> [TASK TO COMPLETE] Check each line of the data for "family" and select those that have it.

> [DATASET RECORDS]

= = =

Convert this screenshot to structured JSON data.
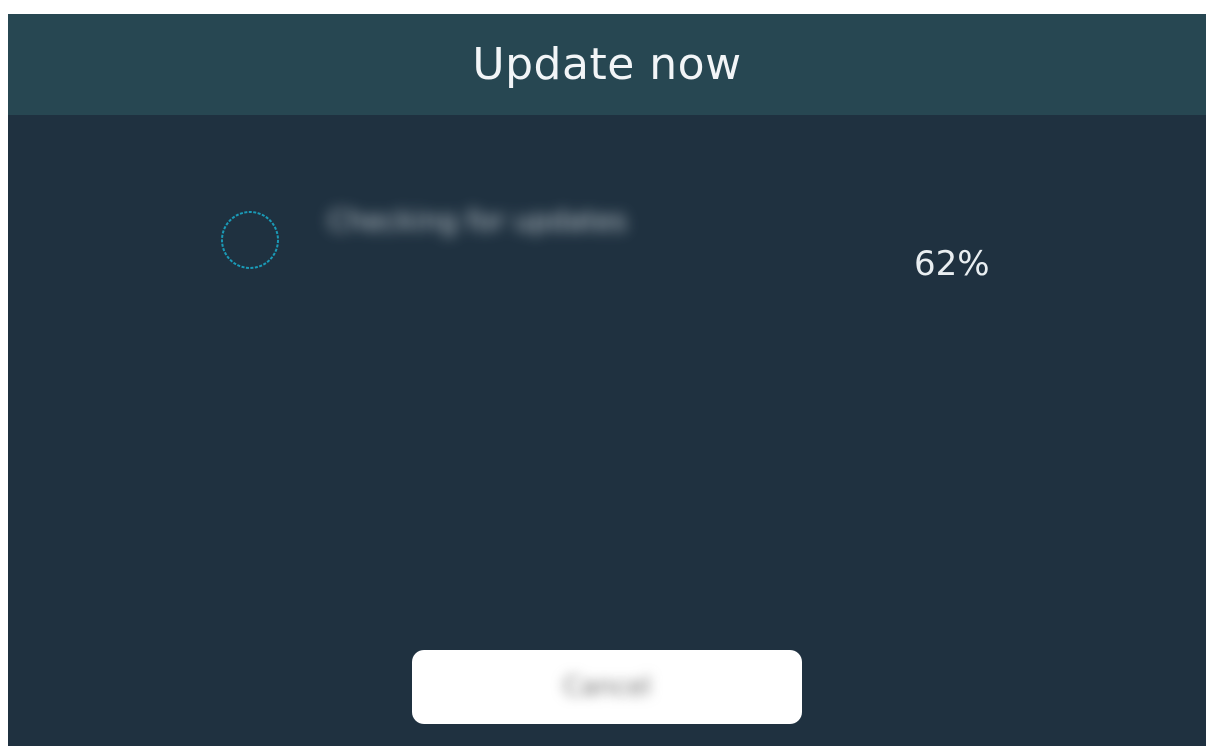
{
  "dialog": {
    "title": "Update now",
    "status_text": "Checking for updates",
    "progress_percent_label": "62%",
    "progress_fraction": 0.62,
    "cancel_label": "Cancel"
  },
  "icons": {
    "spinner": "loading-spinner-icon"
  },
  "colors": {
    "header_bg": "#274752",
    "body_bg": "#1f3140",
    "spinner_accent": "#1aa6c4",
    "button_bg": "#ffffff"
  }
}
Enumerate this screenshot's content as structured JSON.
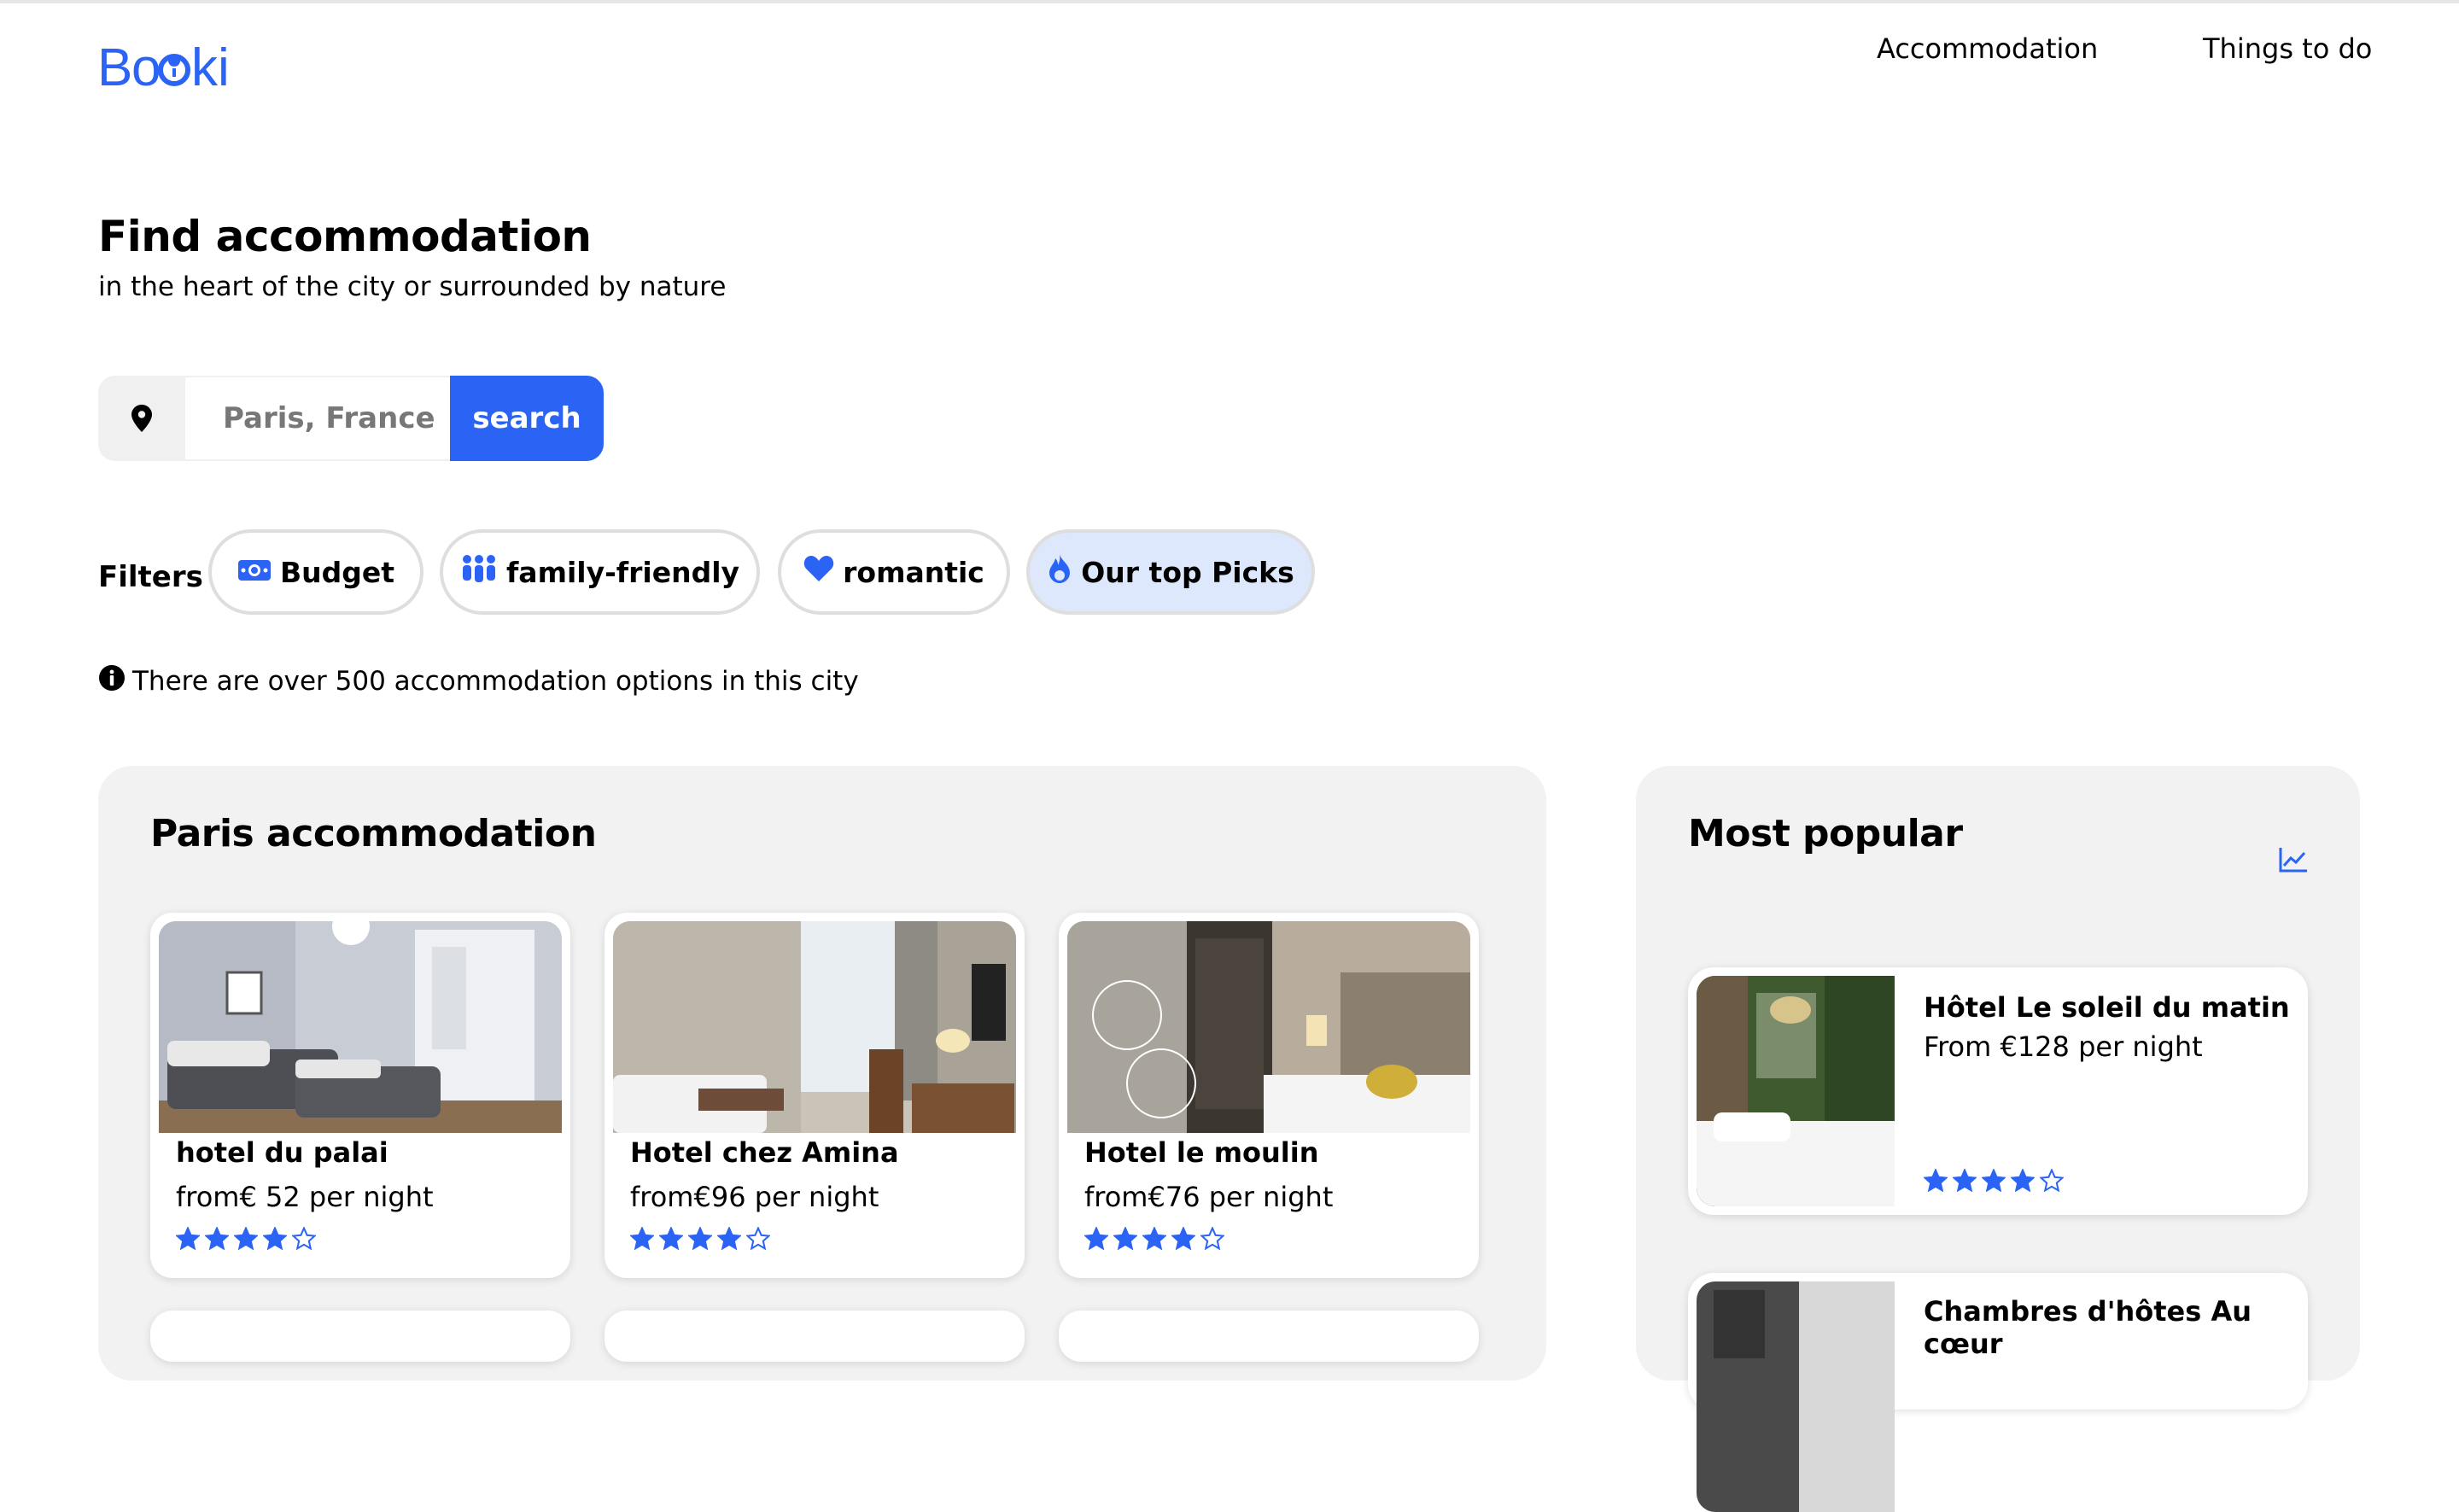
{
  "brand": {
    "name": "Booki",
    "color": "#2b63f5"
  },
  "nav": {
    "accommodation": "Accommodation",
    "things_to_do": "Things to do"
  },
  "hero": {
    "title": "Find accommodation",
    "subtitle": "in the heart of the city or surrounded by nature"
  },
  "search": {
    "placeholder": "Paris, France",
    "button": "search",
    "icon": "map-pin-icon"
  },
  "filters": {
    "label": "Filters",
    "items": [
      {
        "label": "Budget",
        "icon": "money-icon",
        "active": false
      },
      {
        "label": "family-friendly",
        "icon": "family-icon",
        "active": false
      },
      {
        "label": "romantic",
        "icon": "heart-icon",
        "active": false
      },
      {
        "label": "Our top Picks",
        "icon": "fire-icon",
        "active": true
      }
    ]
  },
  "info": {
    "text": "There are over 500 accommodation options in this city",
    "icon": "info-icon"
  },
  "accommodation": {
    "title": "Paris accommodation",
    "cards": [
      {
        "name": "hotel du palai",
        "price": "from€ 52 per night",
        "rating": 4,
        "max": 5
      },
      {
        "name": "Hotel chez Amina",
        "price": "from€96 per night",
        "rating": 4,
        "max": 5
      },
      {
        "name": "Hotel le moulin",
        "price": "from€76 per night",
        "rating": 4,
        "max": 5
      }
    ]
  },
  "popular": {
    "title": "Most popular",
    "icon": "trend-chart-icon",
    "cards": [
      {
        "name": "Hôtel Le soleil du matin",
        "price": "From €128 per night",
        "rating": 4,
        "max": 5
      },
      {
        "name": "Chambres d'hôtes Au cœur"
      }
    ]
  },
  "colors": {
    "accent": "#2b63f5",
    "panel_bg": "#f2f2f2",
    "active_filter_bg": "#dee8fc"
  }
}
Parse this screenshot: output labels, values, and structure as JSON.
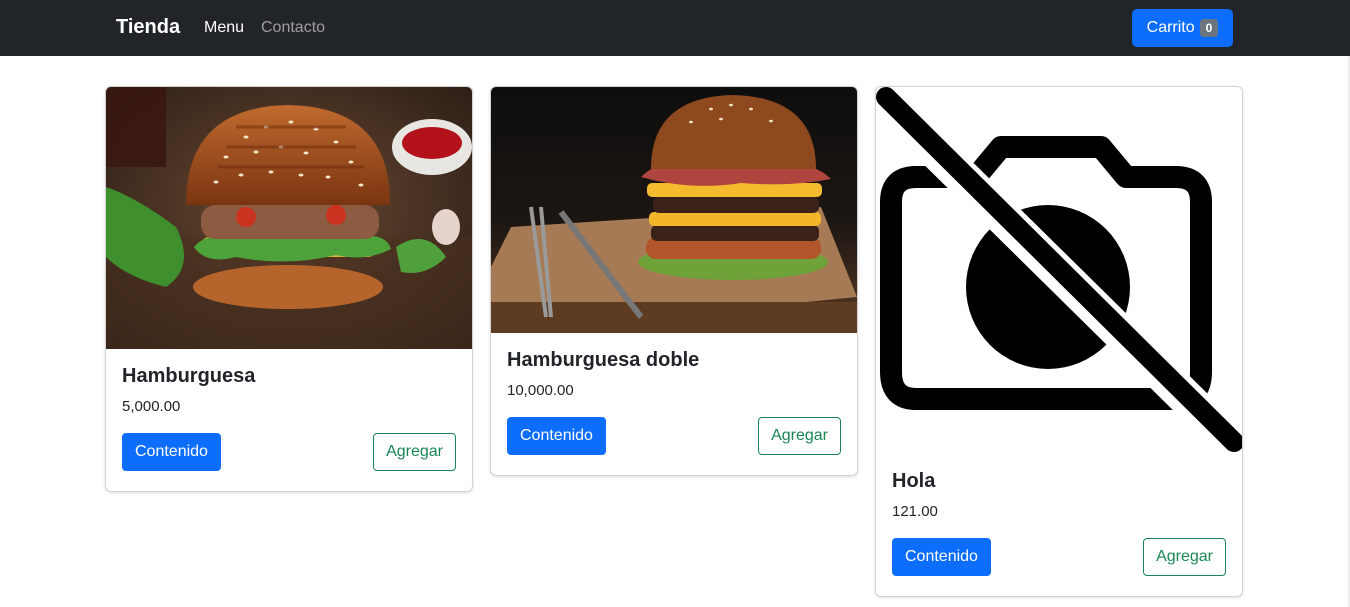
{
  "navbar": {
    "brand": "Tienda",
    "links": [
      {
        "label": "Menu"
      },
      {
        "label": "Contacto"
      }
    ],
    "cart": {
      "label": "Carrito",
      "count": "0"
    }
  },
  "products": [
    {
      "name": "Hamburguesa",
      "price": "5,000.00",
      "image": "burger-photo",
      "content_label": "Contenido",
      "add_label": "Agregar"
    },
    {
      "name": "Hamburguesa doble",
      "price": "10,000.00",
      "image": "double-burger-photo",
      "content_label": "Contenido",
      "add_label": "Agregar"
    },
    {
      "name": "Hola",
      "price": "121.00",
      "image": "no-image-icon",
      "content_label": "Contenido",
      "add_label": "Agregar"
    }
  ],
  "colors": {
    "navbar_bg": "#212529",
    "primary": "#0d6efd",
    "success_outline": "#198754",
    "badge_bg": "#6c757d"
  }
}
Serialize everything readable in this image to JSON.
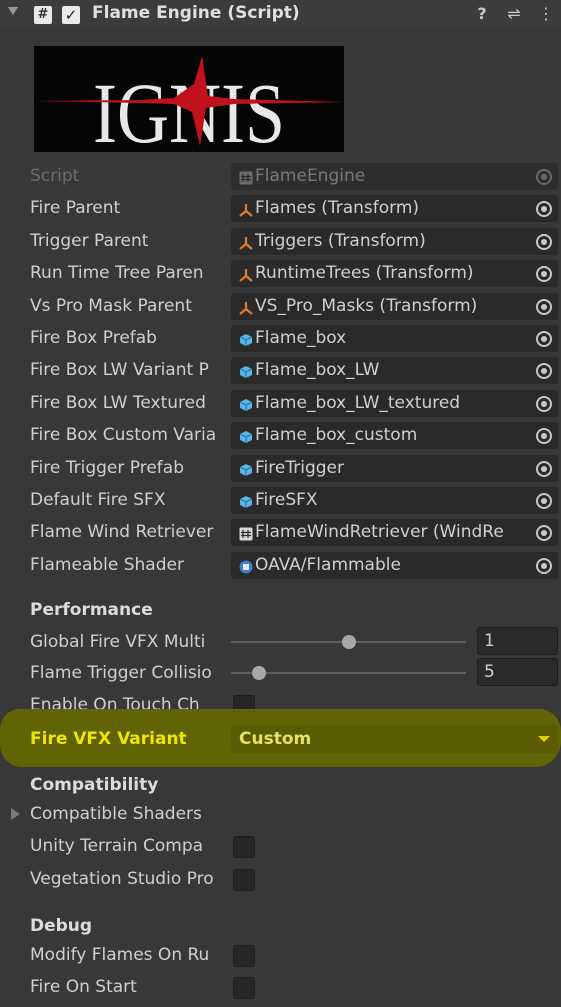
{
  "header": {
    "title": "Flame Engine (Script)",
    "hash_icon": "#",
    "check_icon": "✓",
    "help_icon": "?",
    "settings_icon": "⇌",
    "menu_icon": "⋮"
  },
  "logo": {
    "text": "IGNIS",
    "text_color": "#e8e8e8",
    "accent_color": "#c0121a"
  },
  "properties": [
    {
      "label": "Script",
      "value": "FlameEngine",
      "icon": "script-icon",
      "dim": true
    },
    {
      "label": "Fire Parent",
      "value": "Flames (Transform)",
      "icon": "transform-icon"
    },
    {
      "label": "Trigger Parent",
      "value": "Triggers (Transform)",
      "icon": "transform-icon"
    },
    {
      "label": "Run Time Tree Paren",
      "value": "RuntimeTrees (Transform)",
      "icon": "transform-icon"
    },
    {
      "label": "Vs Pro Mask Parent",
      "value": "VS_Pro_Masks (Transform)",
      "icon": "transform-icon"
    },
    {
      "label": "Fire Box Prefab",
      "value": "Flame_box",
      "icon": "prefab-icon"
    },
    {
      "label": "Fire Box LW Variant P",
      "value": "Flame_box_LW",
      "icon": "prefab-icon"
    },
    {
      "label": "Fire Box LW Textured",
      "value": "Flame_box_LW_textured",
      "icon": "prefab-icon"
    },
    {
      "label": "Fire Box Custom Varia",
      "value": "Flame_box_custom",
      "icon": "prefab-icon"
    },
    {
      "label": "Fire Trigger Prefab",
      "value": "FireTrigger",
      "icon": "prefab-icon"
    },
    {
      "label": "Default Fire SFX",
      "value": "FireSFX",
      "icon": "prefab-icon"
    },
    {
      "label": "Flame Wind Retriever",
      "value": "FlameWindRetriever (WindRe",
      "icon": "script-icon"
    },
    {
      "label": "Flameable Shader",
      "value": "OAVA/Flammable",
      "icon": "shader-icon"
    }
  ],
  "performance": {
    "title": "Performance",
    "global_vfx": {
      "label": "Global Fire VFX Multi",
      "value": "1",
      "fraction": 0.5
    },
    "trigger_collision": {
      "label": "Flame Trigger Collisio",
      "value": "5",
      "fraction": 0.1
    },
    "touch_check": {
      "label": "Enable On Touch Ch",
      "checked": false
    },
    "vfx_variant": {
      "label": "Fire VFX Variant",
      "value": "Custom"
    }
  },
  "compatibility": {
    "title": "Compatibility",
    "shaders_label": "Compatible Shaders",
    "terrain": {
      "label": "Unity Terrain Compa",
      "checked": false
    },
    "vegetation": {
      "label": "Vegetation Studio Pro",
      "checked": false
    }
  },
  "debug": {
    "title": "Debug",
    "modify_flames": {
      "label": "Modify Flames On Ru",
      "checked": false
    },
    "fire_on_start": {
      "label": "Fire On Start",
      "checked": false
    }
  },
  "colors": {
    "background": "#383838",
    "highlight": "#636602",
    "transform_icon": "#e07b2e",
    "prefab_icon": "#5ab4e8"
  }
}
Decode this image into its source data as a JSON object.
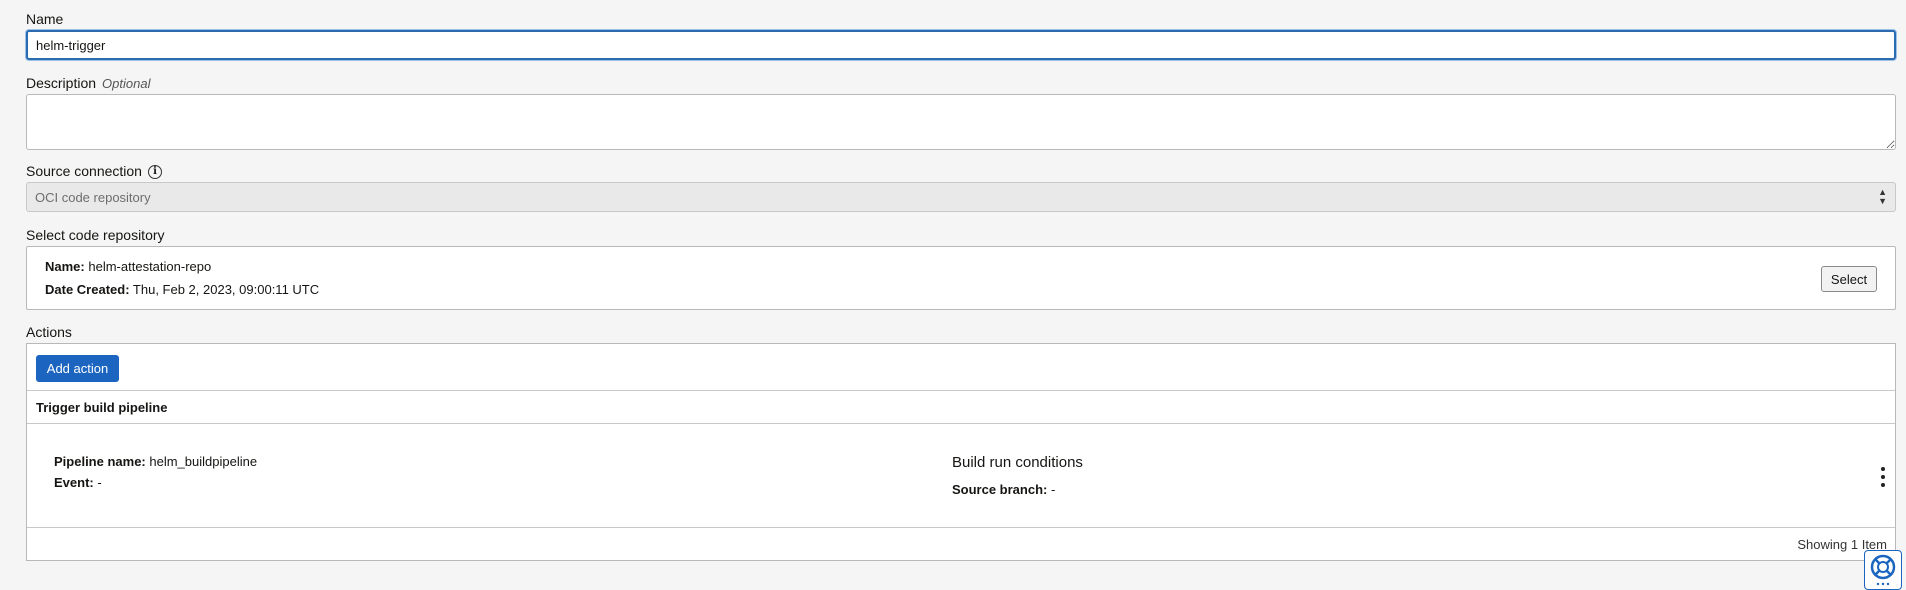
{
  "name_field": {
    "label": "Name",
    "value": "helm-trigger"
  },
  "description_field": {
    "label": "Description",
    "optional": "Optional",
    "value": ""
  },
  "source_connection": {
    "label": "Source connection",
    "info_icon": "info-icon",
    "selected": "OCI code repository"
  },
  "code_repository": {
    "label": "Select code repository",
    "name_label": "Name:",
    "name_value": "helm-attestation-repo",
    "date_label": "Date Created:",
    "date_value": "Thu, Feb 2, 2023, 09:00:11 UTC",
    "select_button": "Select"
  },
  "actions": {
    "label": "Actions",
    "add_button": "Add action",
    "section_title": "Trigger build pipeline",
    "pipeline_label": "Pipeline name:",
    "pipeline_value": "helm_buildpipeline",
    "event_label": "Event:",
    "event_value": "-",
    "conditions_title": "Build run conditions",
    "branch_label": "Source branch:",
    "branch_value": "-",
    "showing": "Showing 1 Item"
  },
  "colors": {
    "accent": "#1b65c0",
    "focus_border": "#2b6cb0",
    "background": "#f5f5f5"
  },
  "icons": {
    "help": "help-lifebuoy-icon",
    "more": "kebab-menu-icon",
    "select": "chevron-updown-icon"
  }
}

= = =

> [SOLUTION]
        "label": "family-friendly",
        "icon": "family-icon",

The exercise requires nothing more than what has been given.